Accustomed to the controversies he has accumulated since the start of the pandemic, Boris Johnson has just added a new one to his list. Visiting a wind farm in Scotland on Thursday, the British prime minister said that “thanks to Margaret Thatcher, who has closed a large number of coal mines across the country, we started early and now we are moving coal quickly.” But by wanting to praise the country’s leadership in its ecological transition and its progress in this area, the head of government provoked a round of outraged reactions.
Coal mines were once the UK’s most important industrial sector. They are intimately linked to the economic and social history of the country when, in the 1980s, they became the symbol of opposition to the ultra-liberalism of Margaret Thatcher, then Prime Minister. The closure of mines has led to severe strikes and violence. Today, many old mining sites are still affected, with a high unemployment rate.
Boris Johnson’s words have been described as “shameful” by Labor opposition leader Keir Starmer: “By stopping joking about the devastating repercussions (of the closures), it shows how disconnected he is from the workers.” Labor demanded an apology from the leader.
Scottish Prime Ministers Nicola Sturgeon and Wales Mark Drakeford also denounced “rude and insensitive” statements. “Whole lives and communities in Scotland were razed by Thatcher’s destruction of the coal industry (which had nothing to do with concerns about the planet),” said Nicola Sturgeon.

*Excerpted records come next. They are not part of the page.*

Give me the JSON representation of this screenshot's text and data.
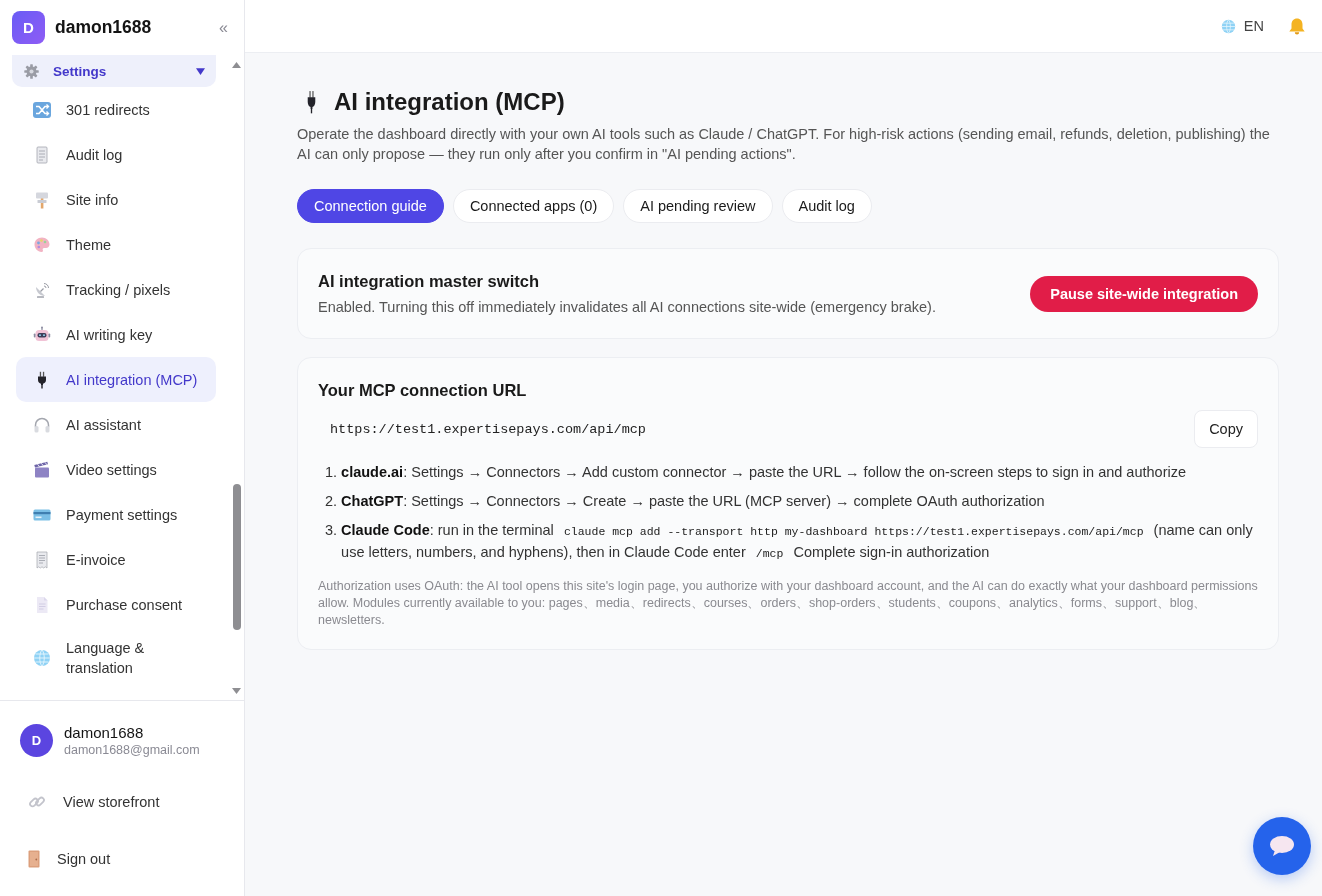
{
  "sidebar": {
    "brand": {
      "initial": "D",
      "name": "damon1688"
    },
    "collapse_button": "«",
    "group": {
      "label": "Settings",
      "expanded": true
    },
    "items": [
      {
        "label": "301 redirects",
        "selected": false
      },
      {
        "label": "Audit log",
        "selected": false
      },
      {
        "label": "Site info",
        "selected": false
      },
      {
        "label": "Theme",
        "selected": false
      },
      {
        "label": "Tracking / pixels",
        "selected": false
      },
      {
        "label": "AI writing key",
        "selected": false
      },
      {
        "label": "AI integration (MCP)",
        "selected": true
      },
      {
        "label": "AI assistant",
        "selected": false
      },
      {
        "label": "Video settings",
        "selected": false
      },
      {
        "label": "Payment settings",
        "selected": false
      },
      {
        "label": "E-invoice",
        "selected": false
      },
      {
        "label": "Purchase consent",
        "selected": false
      },
      {
        "label": "Language & translation",
        "selected": false
      }
    ],
    "user": {
      "initial": "D",
      "name": "damon1688",
      "email": "damon1688@gmail.com"
    },
    "links": [
      {
        "label": "View storefront"
      },
      {
        "label": "Sign out"
      }
    ]
  },
  "topbar": {
    "language": "EN"
  },
  "page": {
    "title": "AI integration (MCP)",
    "description": "Operate the dashboard directly with your own AI tools such as Claude / ChatGPT. For high-risk actions (sending email, refunds, deletion, publishing) the AI can only propose — they run only after you confirm in \"AI pending actions\"."
  },
  "tabs": [
    {
      "label": "Connection guide",
      "selected": true
    },
    {
      "label": "Connected apps (0)",
      "selected": false
    },
    {
      "label": "AI pending review",
      "selected": false
    },
    {
      "label": "Audit log",
      "selected": false
    }
  ],
  "master_switch": {
    "title": "AI integration master switch",
    "description": "Enabled. Turning this off immediately invalidates all AI connections site-wide (emergency brake).",
    "button": "Pause site-wide integration"
  },
  "connection": {
    "title": "Your MCP connection URL",
    "url": "https://test1.expertisepays.com/api/mcp",
    "copy_button": "Copy",
    "steps": [
      {
        "number": "1.",
        "segments": [
          {
            "kind": "bold",
            "text": "claude.ai"
          },
          {
            "kind": "text",
            "text": ": Settings → Connectors → Add custom connector → paste the URL → follow the on-screen steps to sign in and authorize"
          }
        ]
      },
      {
        "number": "2.",
        "segments": [
          {
            "kind": "bold",
            "text": "ChatGPT"
          },
          {
            "kind": "text",
            "text": ": Settings → Connectors → Create → paste the URL (MCP server) → complete OAuth authorization"
          }
        ]
      },
      {
        "number": "3.",
        "segments": [
          {
            "kind": "bold",
            "text": "Claude Code"
          },
          {
            "kind": "text",
            "text": ": run in the terminal "
          },
          {
            "kind": "code",
            "text": "claude mcp add --transport http my-dashboard https://test1.expertisepays.com/api/mcp"
          },
          {
            "kind": "text",
            "text": " (name can only use letters, numbers, and hyphens), then in Claude Code enter "
          },
          {
            "kind": "code",
            "text": "/mcp"
          },
          {
            "kind": "text",
            "text": " Complete sign-in authorization"
          }
        ]
      }
    ],
    "note": "Authorization uses OAuth: the AI tool opens this site's login page, you authorize with your dashboard account, and the AI can do exactly what your dashboard permissions allow. Modules currently available to you: pages、media、redirects、courses、orders、shop-orders、students、coupons、analytics、forms、support、blog、newsletters."
  }
}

The last coal mines closed in 2015 in the UK, with the exception of small sites. Boris Johnson’s remarks were all the more talked about as his party, with a pro-Brexit program and promises of economic rebalancing, made spectacular strides in the last legislative elections in the deindustrialized regions of the North of England, traditionally acquired in Labor.